TO DO ::
Where a line contains the word "Issue", copy that line from the records below.

-- DATA TO USE follows --

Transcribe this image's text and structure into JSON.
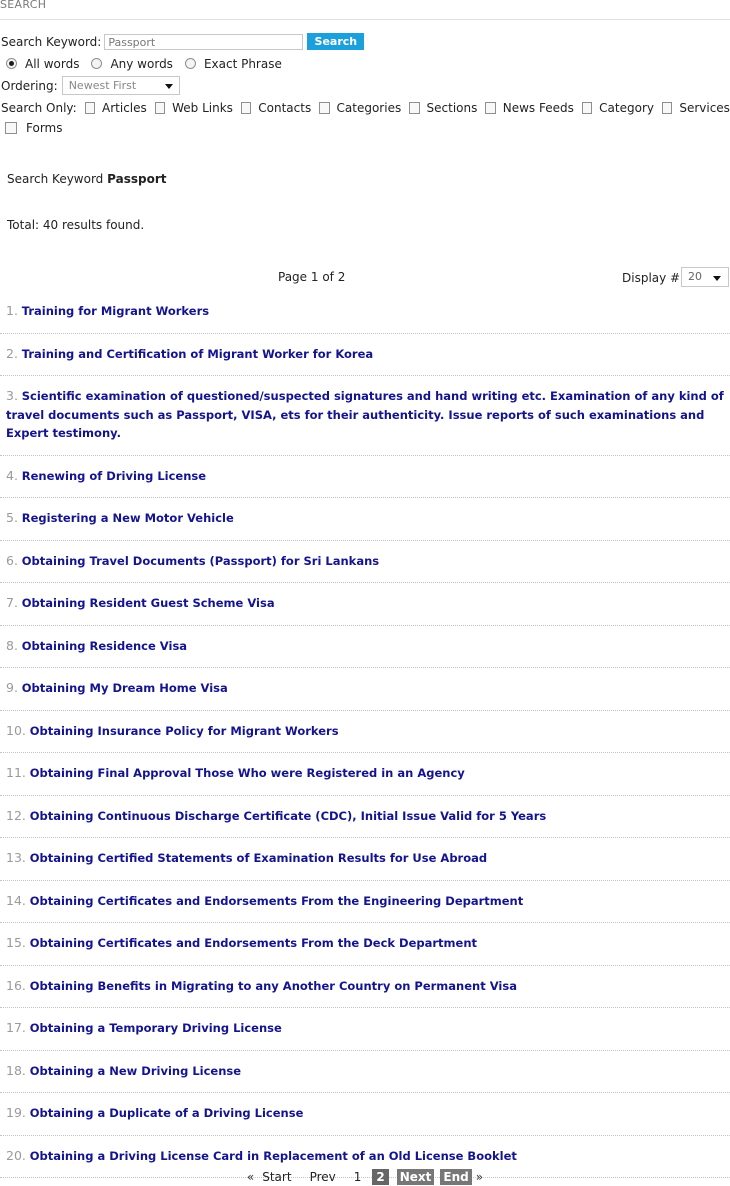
{
  "page": {
    "heading": "SEARCH"
  },
  "form": {
    "keyword_label": "Search Keyword:",
    "keyword_value": "Passport",
    "search_button": "Search",
    "radios": [
      {
        "label": "All words",
        "checked": true
      },
      {
        "label": "Any words",
        "checked": false
      },
      {
        "label": "Exact Phrase",
        "checked": false
      }
    ],
    "ordering_label": "Ordering:",
    "ordering_value": "Newest First",
    "search_only_label": "Search Only:",
    "areas": [
      "Articles",
      "Web Links",
      "Contacts",
      "Categories",
      "Sections",
      "News Feeds",
      "Category",
      "Services",
      "Forms"
    ]
  },
  "summary": {
    "keyword_prefix": "Search Keyword",
    "keyword": "Passport",
    "total": "Total: 40 results found."
  },
  "pagination": {
    "counter": "Page 1 of 2",
    "display_label": "Display #",
    "display_value": "20",
    "laquo": "«",
    "start": "Start",
    "prev": "Prev",
    "pages": [
      "1",
      "2"
    ],
    "next": "Next",
    "end": "End",
    "raquo": "»"
  },
  "results": [
    {
      "num": "1.",
      "title": "Training for Migrant Workers"
    },
    {
      "num": "2.",
      "title": "Training and Certification of Migrant Worker for Korea"
    },
    {
      "num": "3.",
      "title": "Scientific examination of questioned/suspected signatures and hand writing etc. Examination of any kind of travel documents such as Passport, VISA, ets for their authenticity. Issue reports of such examinations and Expert testimony."
    },
    {
      "num": "4.",
      "title": "Renewing of Driving License"
    },
    {
      "num": "5.",
      "title": "Registering a New Motor Vehicle"
    },
    {
      "num": "6.",
      "title": "Obtaining Travel Documents (Passport) for Sri Lankans"
    },
    {
      "num": "7.",
      "title": "Obtaining Resident Guest Scheme Visa"
    },
    {
      "num": "8.",
      "title": "Obtaining Residence Visa"
    },
    {
      "num": "9.",
      "title": "Obtaining My Dream Home Visa"
    },
    {
      "num": "10.",
      "title": "Obtaining Insurance Policy for Migrant Workers"
    },
    {
      "num": "11.",
      "title": "Obtaining Final Approval Those Who were Registered in an Agency"
    },
    {
      "num": "12.",
      "title": "Obtaining Continuous Discharge Certificate (CDC), Initial Issue Valid for 5 Years"
    },
    {
      "num": "13.",
      "title": "Obtaining Certified Statements of Examination Results for Use Abroad"
    },
    {
      "num": "14.",
      "title": "Obtaining Certificates and Endorsements From the Engineering Department"
    },
    {
      "num": "15.",
      "title": "Obtaining Certificates and Endorsements From the Deck Department"
    },
    {
      "num": "16.",
      "title": "Obtaining Benefits in Migrating to any Another Country on Permanent Visa"
    },
    {
      "num": "17.",
      "title": "Obtaining a Temporary Driving License"
    },
    {
      "num": "18.",
      "title": "Obtaining a New Driving License"
    },
    {
      "num": "19.",
      "title": "Obtaining a Duplicate of a Driving License"
    },
    {
      "num": "20.",
      "title": "Obtaining a Driving License Card in Replacement of an Old License Booklet"
    }
  ]
}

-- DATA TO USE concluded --

SOLUTION FOR THIS EXERCISE ::
      "title": "Scientific examination of questioned/suspected signatures and hand writing etc. Examination of any kind of travel documents such as Passport, VISA, ets for their authenticity. Issue reports of such examinations and Expert testimony."
      "title": "Obtaining Continuous Discharge Certificate (CDC), Initial Issue Valid for 5 Years"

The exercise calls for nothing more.